1772: Althought George III reigns over a peaceful England, his colonies in the Americas are claiming independence and a tide of revolutionary fervour is gripping France. Allen Morland and his beloved wife Jemimas work unstintingly to bring Morland Plce back to its former glory. Their seven children often bring them heartache, but they are sustained by their love of each other.
The Mordland adventurer, Charles, emingrates to Maryland in persuit of the heiress Eugenie, but finds himself in the midst of the American claim for indepdence. Meanwhile, Henry, the family's bastard offshoot, pursues pleasure relentlessly but pennilessly until he finds a niche for himself in the fashionable Parisian salons, whilst outside revolution creeps closer.
About the Author
Cynthia Harrod-Eagles is the author of the hugely popular Morland Dynasty novels, which have captivated and enthralled readers for decades. She is also the author of the contemporary Bill Slider mystery series, as well as her new series, War at Home, which is an epic family drama set against the backdrop of World War I. Cynthia's passions are music, wine, horses, architecture and the English countryside.
Most Helpful Customer Reviews

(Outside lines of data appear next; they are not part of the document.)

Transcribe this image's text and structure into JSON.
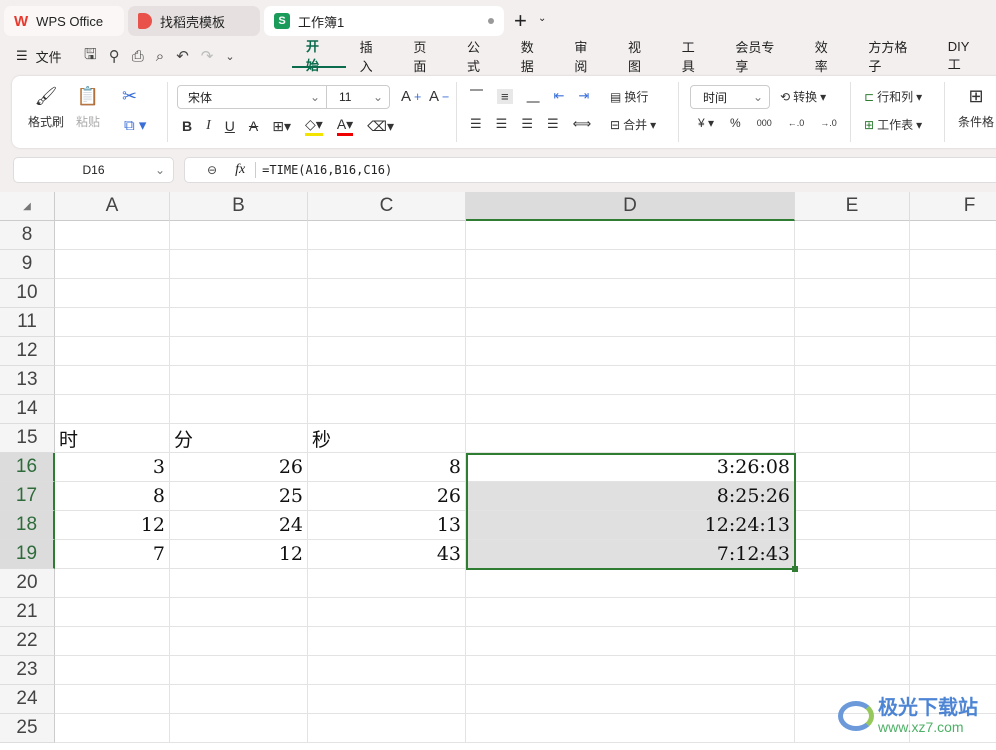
{
  "tabs": [
    {
      "label": "WPS Office",
      "icon": "wps-logo-icon"
    },
    {
      "label": "找稻壳模板",
      "icon": "docer-icon"
    },
    {
      "label": "工作簿1",
      "icon": "spreadsheet-icon"
    }
  ],
  "menu": {
    "file": "文件",
    "items": [
      "开始",
      "插入",
      "页面",
      "公式",
      "数据",
      "审阅",
      "视图",
      "工具",
      "会员专享",
      "效率",
      "方方格子",
      "DIY工"
    ],
    "active": "开始"
  },
  "ribbon": {
    "format_painter": "格式刷",
    "paste": "粘贴",
    "font": "宋体",
    "font_size": "11",
    "wrap": "换行",
    "merge": "合并",
    "number_format": "时间",
    "convert": "转换",
    "rows_cols": "行和列",
    "worksheet": "工作表",
    "conditional": "条件格",
    "currency": "¥",
    "percent": "%",
    "thousands": "000"
  },
  "formula_bar": {
    "cell_ref": "D16",
    "fx": "fx",
    "formula": "=TIME(A16,B16,C16)"
  },
  "accent": "#2e7d32",
  "sheet": {
    "columns": [
      "A",
      "B",
      "C",
      "D",
      "E",
      "F"
    ],
    "rows": [
      8,
      9,
      10,
      11,
      12,
      13,
      14,
      15,
      16,
      17,
      18,
      19,
      20,
      21,
      22,
      23,
      24,
      25
    ],
    "cells": {
      "15": [
        "时",
        "分",
        "秒",
        "",
        "",
        ""
      ],
      "16": [
        "3",
        "26",
        "8",
        "3:26:08",
        "",
        ""
      ],
      "17": [
        "8",
        "25",
        "26",
        "8:25:26",
        "",
        ""
      ],
      "18": [
        "12",
        "24",
        "13",
        "12:24:13",
        "",
        ""
      ],
      "19": [
        "7",
        "12",
        "43",
        "7:12:43",
        "",
        ""
      ]
    },
    "selected_range": "D16:D19",
    "active_cell": "D16"
  },
  "watermark": {
    "name": "极光下载站",
    "url": "www.xz7.com"
  }
}
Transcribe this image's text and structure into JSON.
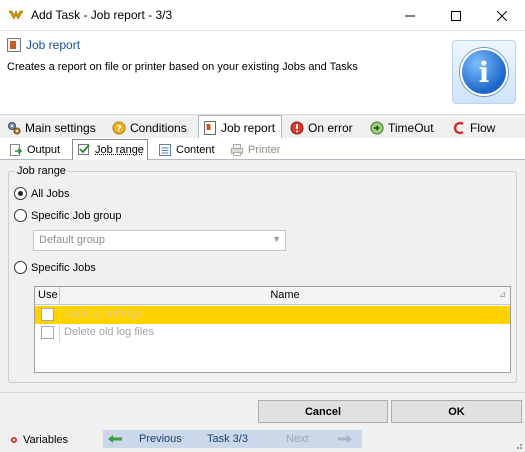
{
  "window": {
    "title": "Add Task - Job report - 3/3"
  },
  "header": {
    "title": "Job report",
    "description": "Creates a report on file or printer based on your existing Jobs and Tasks"
  },
  "main_tabs": [
    {
      "label": "Main settings",
      "icon": "gears-icon",
      "active": false
    },
    {
      "label": "Conditions",
      "icon": "conditions-icon",
      "active": false
    },
    {
      "label": "Job report",
      "icon": "job-report-icon",
      "active": true
    },
    {
      "label": "On error",
      "icon": "error-icon",
      "active": false
    },
    {
      "label": "TimeOut",
      "icon": "timeout-icon",
      "active": false
    },
    {
      "label": "Flow",
      "icon": "flow-icon",
      "active": false
    }
  ],
  "sub_tabs": [
    {
      "label": "Output",
      "icon": "output-icon",
      "active": false,
      "enabled": true
    },
    {
      "label": "Job range",
      "icon": "job-range-icon",
      "active": true,
      "enabled": true
    },
    {
      "label": "Content",
      "icon": "content-icon",
      "active": false,
      "enabled": true
    },
    {
      "label": "Printer",
      "icon": "printer-icon",
      "active": false,
      "enabled": false
    }
  ],
  "job_range": {
    "legend": "Job range",
    "options": [
      {
        "label": "All Jobs",
        "checked": true
      },
      {
        "label": "Specific Job group",
        "checked": false
      },
      {
        "label": "Specific Jobs",
        "checked": false
      }
    ],
    "group_combo": {
      "value": "Default group",
      "enabled": false
    },
    "grid": {
      "columns": [
        "Use",
        "Name"
      ],
      "rows": [
        {
          "use": false,
          "name": "Backup settings",
          "selected": true
        },
        {
          "use": false,
          "name": "Delete old log files",
          "selected": false
        }
      ]
    }
  },
  "buttons": {
    "cancel": "Cancel",
    "ok": "OK"
  },
  "statusbar": {
    "variables": "Variables",
    "previous": "Previous",
    "task_label": "Task 3/3",
    "next": "Next"
  },
  "colors": {
    "selected_row": "#ffd200",
    "header_title": "#1a4f9c",
    "nav_bar": "#cbd8ea"
  }
}
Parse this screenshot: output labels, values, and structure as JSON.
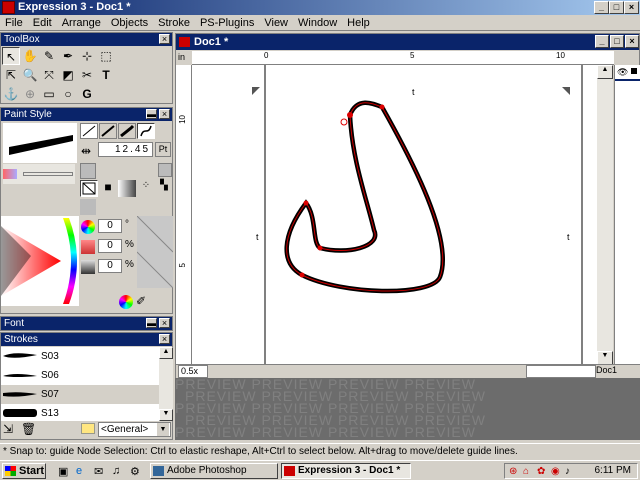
{
  "window": {
    "title": "Expression 3 - Doc1 *"
  },
  "menu": [
    "File",
    "Edit",
    "Arrange",
    "Objects",
    "Stroke",
    "PS-Plugins",
    "View",
    "Window",
    "Help"
  ],
  "toolbox": {
    "title": "ToolBox"
  },
  "paint_style": {
    "title": "Paint Style",
    "width_value": "12.45",
    "width_unit": "Pt",
    "angle_value": "0",
    "angle_unit": "°",
    "pct1_value": "0",
    "pct1_unit": "%",
    "pct2_value": "0",
    "pct2_unit": "%"
  },
  "font_panel": {
    "title": "Font"
  },
  "strokes_panel": {
    "title": "Strokes",
    "items": [
      "S03",
      "S06",
      "S07",
      "S13"
    ],
    "selected": "S07",
    "category": "<General>"
  },
  "document": {
    "title": "Doc1 *",
    "ruler_unit": "in",
    "ruler_h_ticks": [
      "0",
      "5",
      "10"
    ],
    "ruler_v_ticks": [
      "10",
      "5"
    ],
    "zoom": "0.5x",
    "page_label": "Doc1"
  },
  "preview": {
    "text": "PREVIEW"
  },
  "statusbar": {
    "text": "* Snap to: guide   Node Selection: Ctrl to elastic reshape, Alt+Ctrl to select below. Alt+drag to move/delete guide lines."
  },
  "taskbar": {
    "start": "Start",
    "tasks": [
      "Adobe Photoshop",
      "Expression 3 - Doc1 *"
    ],
    "clock": "6:11 PM"
  }
}
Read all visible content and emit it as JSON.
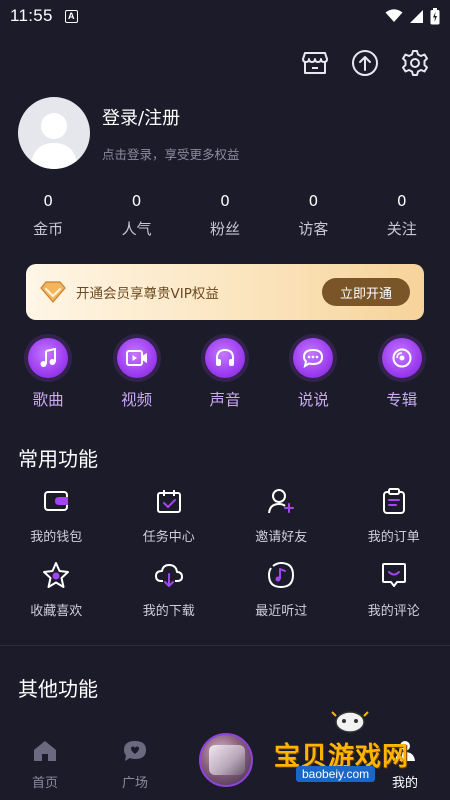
{
  "status_bar": {
    "time": "11:55",
    "notification_badge": "A"
  },
  "top_actions": [
    {
      "name": "store-icon"
    },
    {
      "name": "upload-icon"
    },
    {
      "name": "settings-icon"
    }
  ],
  "profile": {
    "title": "登录/注册",
    "subtitle": "点击登录，享受更多权益"
  },
  "stats": [
    {
      "value": "0",
      "label": "金币"
    },
    {
      "value": "0",
      "label": "人气"
    },
    {
      "value": "0",
      "label": "粉丝"
    },
    {
      "value": "0",
      "label": "访客"
    },
    {
      "value": "0",
      "label": "关注"
    }
  ],
  "vip": {
    "text": "开通会员享尊贵VIP权益",
    "button": "立即开通"
  },
  "categories": [
    {
      "label": "歌曲",
      "icon": "music-note-icon"
    },
    {
      "label": "视频",
      "icon": "video-icon"
    },
    {
      "label": "声音",
      "icon": "headphones-icon"
    },
    {
      "label": "说说",
      "icon": "chat-bubble-icon"
    },
    {
      "label": "专辑",
      "icon": "disc-icon"
    }
  ],
  "common_functions": {
    "title": "常用功能",
    "items": [
      {
        "label": "我的钱包",
        "icon": "wallet-icon"
      },
      {
        "label": "任务中心",
        "icon": "task-calendar-icon"
      },
      {
        "label": "邀请好友",
        "icon": "add-user-icon"
      },
      {
        "label": "我的订单",
        "icon": "order-clipboard-icon"
      },
      {
        "label": "收藏喜欢",
        "icon": "star-icon"
      },
      {
        "label": "我的下载",
        "icon": "cloud-download-icon"
      },
      {
        "label": "最近听过",
        "icon": "recent-music-icon"
      },
      {
        "label": "我的评论",
        "icon": "comment-icon"
      }
    ]
  },
  "other_functions": {
    "title": "其他功能"
  },
  "tabbar": {
    "items": [
      {
        "label": "首页",
        "icon": "home-icon"
      },
      {
        "label": "广场",
        "icon": "square-chat-icon"
      },
      {
        "label": "我的",
        "icon": "profile-icon",
        "active": true
      }
    ]
  },
  "watermark": {
    "brand": "宝贝游戏网",
    "url": "baobeiy.com"
  },
  "colors": {
    "background": "#1c1b2a",
    "accent_purple": "#9d3df0",
    "vip_gold": "#7a5528"
  }
}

#9: 1772-1789; covers the American Revolution; EnclosureIt is the eve of the American Revolution¿a time where there is ¿a tide in the thoughts of men, and the tide is making.¿ Jemima is the family matriarch, married to Allen Macallen and the mother of seven. Thomas Morland a captain in the Navy, while Jemima¿s son William joins as a midshipman. Meanwhile, their cousin Charles, a botanist and entomologist, cuts himself off from the family in order to marry a Creole woman in Maryland; and Henri Stuart, illegitimate son of Aliena¿s daughter, is a libertine in Paris.Another strong addition to the series; the gaps between books are shorter, and the time covered is also getting shorter, which is definitely a good thing. CHE focuses a lot more on character development so that the reader finds themselves rooting for the protagonists¿even Henri, though his deception with regards to his wife truly is despicable. With regards to the married couples in this novel, the only marriage that truly is happy is Allen and Jemima¿s¿they¿re a bit too smug-married-couple at times, but they¿re a nice foil to the dysfunctional marriages here.Harrod-Eagles always smuggles in a bit of history with her fiction; this time she mostly covers the American Revolution and the Enclosure Acts that so changed the landscape of England in the late 18th century. There are other, smaller, changes, too, as Morland Place gains a bell system for its servants. We witness the Revolution mostly from afar, from sea rather than by land, but nonetheless, I was entertained by Harrod-Eagles¿s telling of the story. The book ends at the start of the French Revolution, and I look forward to reading more in the next book in the series, The Tangled Thread.